▸ Activity
Repeat the listing below word for word, leaving nothing out.

▸ Material shown
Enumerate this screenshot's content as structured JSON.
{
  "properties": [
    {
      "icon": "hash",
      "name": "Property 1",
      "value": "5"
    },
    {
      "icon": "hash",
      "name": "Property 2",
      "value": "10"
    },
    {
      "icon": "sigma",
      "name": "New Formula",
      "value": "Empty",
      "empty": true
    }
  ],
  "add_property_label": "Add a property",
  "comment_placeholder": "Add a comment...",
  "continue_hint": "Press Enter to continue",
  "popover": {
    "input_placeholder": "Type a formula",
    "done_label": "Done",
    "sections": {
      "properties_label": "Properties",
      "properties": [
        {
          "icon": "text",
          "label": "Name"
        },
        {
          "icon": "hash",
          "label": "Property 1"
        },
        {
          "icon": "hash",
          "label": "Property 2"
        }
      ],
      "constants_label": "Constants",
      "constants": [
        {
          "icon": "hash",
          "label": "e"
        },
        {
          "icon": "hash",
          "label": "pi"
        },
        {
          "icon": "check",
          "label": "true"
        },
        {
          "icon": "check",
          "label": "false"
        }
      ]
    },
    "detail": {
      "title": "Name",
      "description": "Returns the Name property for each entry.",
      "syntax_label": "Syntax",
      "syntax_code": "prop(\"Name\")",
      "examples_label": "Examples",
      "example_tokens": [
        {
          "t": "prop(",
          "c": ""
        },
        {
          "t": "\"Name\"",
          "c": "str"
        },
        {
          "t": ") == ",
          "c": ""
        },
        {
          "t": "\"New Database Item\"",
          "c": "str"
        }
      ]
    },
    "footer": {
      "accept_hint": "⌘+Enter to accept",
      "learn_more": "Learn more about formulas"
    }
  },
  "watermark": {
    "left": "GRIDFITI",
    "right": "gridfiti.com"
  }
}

▸ Written answer
Enumerate this screenshot's content as structured JSON.
{
  "properties": [
    {
      "icon": "hash",
      "name": "Property 1",
      "value": "5"
    },
    {
      "icon": "hash",
      "name": "Property 2",
      "value": "10"
    },
    {
      "icon": "sigma",
      "name": "New Formula",
      "value": "Empty",
      "empty": true
    }
  ],
  "add_property_label": "Add a property",
  "comment_placeholder": "Add a comment...",
  "continue_hint": "Press Enter to continue",
  "popover": {
    "input_placeholder": "Type a formula",
    "done_label": "Done",
    "sections": {
      "properties_label": "Properties",
      "properties": [
        {
          "icon": "text",
          "label": "Name"
        },
        {
          "icon": "hash",
          "label": "Property 1"
        },
        {
          "icon": "hash",
          "label": "Property 2"
        }
      ],
      "constants_label": "Constants",
      "constants": [
        {
          "icon": "hash",
          "label": "e"
        },
        {
          "icon": "hash",
          "label": "pi"
        },
        {
          "icon": "check",
          "label": "true"
        },
        {
          "icon": "check",
          "label": "false"
        }
      ]
    },
    "detail": {
      "title": "Name",
      "description": "Returns the Name property for each entry.",
      "syntax_label": "Syntax",
      "syntax_code": "prop(\"Name\")",
      "examples_label": "Examples",
      "example_tokens": [
        {
          "t": "prop(",
          "c": ""
        },
        {
          "t": "\"Name\"",
          "c": "str"
        },
        {
          "t": ") == ",
          "c": ""
        },
        {
          "t": "\"New Database Item\"",
          "c": "str"
        }
      ]
    },
    "footer": {
      "accept_hint": "⌘+Enter to accept",
      "learn_more": "Learn more about formulas"
    }
  },
  "watermark": {
    "left": "GRIDFITI",
    "right": "gridfiti.com"
  }
}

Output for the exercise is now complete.